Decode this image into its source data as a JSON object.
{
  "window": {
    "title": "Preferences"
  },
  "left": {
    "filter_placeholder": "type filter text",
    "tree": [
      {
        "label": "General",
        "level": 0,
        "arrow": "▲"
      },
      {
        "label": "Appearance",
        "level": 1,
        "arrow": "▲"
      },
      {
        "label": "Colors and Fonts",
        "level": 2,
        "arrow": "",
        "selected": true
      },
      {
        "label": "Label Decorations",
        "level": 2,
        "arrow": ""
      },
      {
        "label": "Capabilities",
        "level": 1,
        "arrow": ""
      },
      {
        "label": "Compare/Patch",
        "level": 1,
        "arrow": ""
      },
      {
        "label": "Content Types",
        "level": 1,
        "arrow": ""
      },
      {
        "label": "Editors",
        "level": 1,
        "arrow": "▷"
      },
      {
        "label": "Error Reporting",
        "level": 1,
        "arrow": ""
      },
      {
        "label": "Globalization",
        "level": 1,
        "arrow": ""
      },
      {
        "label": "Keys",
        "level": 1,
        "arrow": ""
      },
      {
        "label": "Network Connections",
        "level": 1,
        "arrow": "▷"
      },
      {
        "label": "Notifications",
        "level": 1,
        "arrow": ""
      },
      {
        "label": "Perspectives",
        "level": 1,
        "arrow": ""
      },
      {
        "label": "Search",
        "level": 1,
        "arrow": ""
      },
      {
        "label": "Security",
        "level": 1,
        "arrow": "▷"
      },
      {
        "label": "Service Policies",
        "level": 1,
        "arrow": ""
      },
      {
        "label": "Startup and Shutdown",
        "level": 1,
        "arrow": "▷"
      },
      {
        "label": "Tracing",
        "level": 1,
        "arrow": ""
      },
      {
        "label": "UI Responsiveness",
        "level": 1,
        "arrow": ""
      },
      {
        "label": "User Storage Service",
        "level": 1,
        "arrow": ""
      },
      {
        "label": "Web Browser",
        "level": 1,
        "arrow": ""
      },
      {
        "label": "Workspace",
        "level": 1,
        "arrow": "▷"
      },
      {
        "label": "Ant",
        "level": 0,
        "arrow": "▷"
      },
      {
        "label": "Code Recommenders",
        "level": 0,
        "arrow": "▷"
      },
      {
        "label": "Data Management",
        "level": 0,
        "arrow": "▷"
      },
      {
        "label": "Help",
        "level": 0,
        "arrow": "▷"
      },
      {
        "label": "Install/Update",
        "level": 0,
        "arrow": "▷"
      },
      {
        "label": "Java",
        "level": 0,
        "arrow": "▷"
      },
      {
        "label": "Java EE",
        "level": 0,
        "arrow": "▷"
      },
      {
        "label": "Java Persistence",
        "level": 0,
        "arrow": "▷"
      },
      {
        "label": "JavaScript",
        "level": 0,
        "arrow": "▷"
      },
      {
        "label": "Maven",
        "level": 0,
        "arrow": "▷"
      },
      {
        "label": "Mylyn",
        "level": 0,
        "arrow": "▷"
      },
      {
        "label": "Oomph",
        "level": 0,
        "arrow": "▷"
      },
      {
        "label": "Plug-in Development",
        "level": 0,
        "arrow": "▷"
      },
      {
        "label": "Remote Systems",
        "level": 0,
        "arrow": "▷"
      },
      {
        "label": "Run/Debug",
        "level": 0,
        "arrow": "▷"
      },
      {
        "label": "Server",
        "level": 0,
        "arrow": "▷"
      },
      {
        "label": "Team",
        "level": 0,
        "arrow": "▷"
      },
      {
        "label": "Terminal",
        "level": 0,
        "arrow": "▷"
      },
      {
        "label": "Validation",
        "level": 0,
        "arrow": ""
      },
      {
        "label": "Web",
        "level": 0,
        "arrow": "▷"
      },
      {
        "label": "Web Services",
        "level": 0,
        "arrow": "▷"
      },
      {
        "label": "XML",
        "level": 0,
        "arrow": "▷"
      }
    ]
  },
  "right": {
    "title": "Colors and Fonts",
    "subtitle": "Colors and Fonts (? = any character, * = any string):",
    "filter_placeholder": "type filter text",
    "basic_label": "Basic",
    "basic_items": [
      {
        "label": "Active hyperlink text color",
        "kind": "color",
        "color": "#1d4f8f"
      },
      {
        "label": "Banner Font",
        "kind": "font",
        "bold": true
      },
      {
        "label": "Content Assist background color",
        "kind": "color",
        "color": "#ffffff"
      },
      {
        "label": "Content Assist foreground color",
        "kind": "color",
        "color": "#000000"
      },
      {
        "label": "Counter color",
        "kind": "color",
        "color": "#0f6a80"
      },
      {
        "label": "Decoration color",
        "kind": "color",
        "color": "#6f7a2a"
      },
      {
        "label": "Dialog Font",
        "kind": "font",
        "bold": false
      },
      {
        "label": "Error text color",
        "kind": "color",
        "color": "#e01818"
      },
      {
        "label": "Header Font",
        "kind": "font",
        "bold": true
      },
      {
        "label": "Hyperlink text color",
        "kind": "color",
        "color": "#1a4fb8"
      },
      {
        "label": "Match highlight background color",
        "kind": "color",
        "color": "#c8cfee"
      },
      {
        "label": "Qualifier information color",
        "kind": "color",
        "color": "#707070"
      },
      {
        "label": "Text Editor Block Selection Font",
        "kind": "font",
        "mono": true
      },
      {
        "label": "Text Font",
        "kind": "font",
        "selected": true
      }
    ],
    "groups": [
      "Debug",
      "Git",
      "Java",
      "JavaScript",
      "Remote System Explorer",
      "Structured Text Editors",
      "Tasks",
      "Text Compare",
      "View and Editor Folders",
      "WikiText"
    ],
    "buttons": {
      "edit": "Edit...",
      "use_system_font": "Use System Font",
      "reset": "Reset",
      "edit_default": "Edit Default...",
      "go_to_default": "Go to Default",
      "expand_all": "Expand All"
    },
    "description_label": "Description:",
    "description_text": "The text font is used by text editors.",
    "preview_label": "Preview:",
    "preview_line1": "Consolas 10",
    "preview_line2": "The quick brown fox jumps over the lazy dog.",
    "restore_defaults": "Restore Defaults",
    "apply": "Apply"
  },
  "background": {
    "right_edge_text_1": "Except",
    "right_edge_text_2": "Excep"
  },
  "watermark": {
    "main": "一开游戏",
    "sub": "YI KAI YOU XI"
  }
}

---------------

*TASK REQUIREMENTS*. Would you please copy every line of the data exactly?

*ANSWER SPACE*.
Decode this image into its source data as a JSON object.
{
  "window": {
    "title": "Preferences"
  },
  "left": {
    "filter_placeholder": "type filter text",
    "tree": [
      {
        "label": "General",
        "level": 0,
        "arrow": "▲"
      },
      {
        "label": "Appearance",
        "level": 1,
        "arrow": "▲"
      },
      {
        "label": "Colors and Fonts",
        "level": 2,
        "arrow": "",
        "selected": true
      },
      {
        "label": "Label Decorations",
        "level": 2,
        "arrow": ""
      },
      {
        "label": "Capabilities",
        "level": 1,
        "arrow": ""
      },
      {
        "label": "Compare/Patch",
        "level": 1,
        "arrow": ""
      },
      {
        "label": "Content Types",
        "level": 1,
        "arrow": ""
      },
      {
        "label": "Editors",
        "level": 1,
        "arrow": "▷"
      },
      {
        "label": "Error Reporting",
        "level": 1,
        "arrow": ""
      },
      {
        "label": "Globalization",
        "level": 1,
        "arrow": ""
      },
      {
        "label": "Keys",
        "level": 1,
        "arrow": ""
      },
      {
        "label": "Network Connections",
        "level": 1,
        "arrow": "▷"
      },
      {
        "label": "Notifications",
        "level": 1,
        "arrow": ""
      },
      {
        "label": "Perspectives",
        "level": 1,
        "arrow": ""
      },
      {
        "label": "Search",
        "level": 1,
        "arrow": ""
      },
      {
        "label": "Security",
        "level": 1,
        "arrow": "▷"
      },
      {
        "label": "Service Policies",
        "level": 1,
        "arrow": ""
      },
      {
        "label": "Startup and Shutdown",
        "level": 1,
        "arrow": "▷"
      },
      {
        "label": "Tracing",
        "level": 1,
        "arrow": ""
      },
      {
        "label": "UI Responsiveness",
        "level": 1,
        "arrow": ""
      },
      {
        "label": "User Storage Service",
        "level": 1,
        "arrow": ""
      },
      {
        "label": "Web Browser",
        "level": 1,
        "arrow": ""
      },
      {
        "label": "Workspace",
        "level": 1,
        "arrow": "▷"
      },
      {
        "label": "Ant",
        "level": 0,
        "arrow": "▷"
      },
      {
        "label": "Code Recommenders",
        "level": 0,
        "arrow": "▷"
      },
      {
        "label": "Data Management",
        "level": 0,
        "arrow": "▷"
      },
      {
        "label": "Help",
        "level": 0,
        "arrow": "▷"
      },
      {
        "label": "Install/Update",
        "level": 0,
        "arrow": "▷"
      },
      {
        "label": "Java",
        "level": 0,
        "arrow": "▷"
      },
      {
        "label": "Java EE",
        "level": 0,
        "arrow": "▷"
      },
      {
        "label": "Java Persistence",
        "level": 0,
        "arrow": "▷"
      },
      {
        "label": "JavaScript",
        "level": 0,
        "arrow": "▷"
      },
      {
        "label": "Maven",
        "level": 0,
        "arrow": "▷"
      },
      {
        "label": "Mylyn",
        "level": 0,
        "arrow": "▷"
      },
      {
        "label": "Oomph",
        "level": 0,
        "arrow": "▷"
      },
      {
        "label": "Plug-in Development",
        "level": 0,
        "arrow": "▷"
      },
      {
        "label": "Remote Systems",
        "level": 0,
        "arrow": "▷"
      },
      {
        "label": "Run/Debug",
        "level": 0,
        "arrow": "▷"
      },
      {
        "label": "Server",
        "level": 0,
        "arrow": "▷"
      },
      {
        "label": "Team",
        "level": 0,
        "arrow": "▷"
      },
      {
        "label": "Terminal",
        "level": 0,
        "arrow": "▷"
      },
      {
        "label": "Validation",
        "level": 0,
        "arrow": ""
      },
      {
        "label": "Web",
        "level": 0,
        "arrow": "▷"
      },
      {
        "label": "Web Services",
        "level": 0,
        "arrow": "▷"
      },
      {
        "label": "XML",
        "level": 0,
        "arrow": "▷"
      }
    ]
  },
  "right": {
    "title": "Colors and Fonts",
    "subtitle": "Colors and Fonts (? = any character, * = any string):",
    "filter_placeholder": "type filter text",
    "basic_label": "Basic",
    "basic_items": [
      {
        "label": "Active hyperlink text color",
        "kind": "color",
        "color": "#1d4f8f"
      },
      {
        "label": "Banner Font",
        "kind": "font",
        "bold": true
      },
      {
        "label": "Content Assist background color",
        "kind": "color",
        "color": "#ffffff"
      },
      {
        "label": "Content Assist foreground color",
        "kind": "color",
        "color": "#000000"
      },
      {
        "label": "Counter color",
        "kind": "color",
        "color": "#0f6a80"
      },
      {
        "label": "Decoration color",
        "kind": "color",
        "color": "#6f7a2a"
      },
      {
        "label": "Dialog Font",
        "kind": "font",
        "bold": false
      },
      {
        "label": "Error text color",
        "kind": "color",
        "color": "#e01818"
      },
      {
        "label": "Header Font",
        "kind": "font",
        "bold": true
      },
      {
        "label": "Hyperlink text color",
        "kind": "color",
        "color": "#1a4fb8"
      },
      {
        "label": "Match highlight background color",
        "kind": "color",
        "color": "#c8cfee"
      },
      {
        "label": "Qualifier information color",
        "kind": "color",
        "color": "#707070"
      },
      {
        "label": "Text Editor Block Selection Font",
        "kind": "font",
        "mono": true
      },
      {
        "label": "Text Font",
        "kind": "font",
        "selected": true
      }
    ],
    "groups": [
      "Debug",
      "Git",
      "Java",
      "JavaScript",
      "Remote System Explorer",
      "Structured Text Editors",
      "Tasks",
      "Text Compare",
      "View and Editor Folders",
      "WikiText"
    ],
    "buttons": {
      "edit": "Edit...",
      "use_system_font": "Use System Font",
      "reset": "Reset",
      "edit_default": "Edit Default...",
      "go_to_default": "Go to Default",
      "expand_all": "Expand All"
    },
    "description_label": "Description:",
    "description_text": "The text font is used by text editors.",
    "preview_label": "Preview:",
    "preview_line1": "Consolas 10",
    "preview_line2": "The quick brown fox jumps over the lazy dog.",
    "restore_defaults": "Restore Defaults",
    "apply": "Apply"
  },
  "background": {
    "right_edge_text_1": "Except",
    "right_edge_text_2": "Excep"
  },
  "watermark": {
    "main": "一开游戏",
    "sub": "YI KAI YOU XI"
  }
}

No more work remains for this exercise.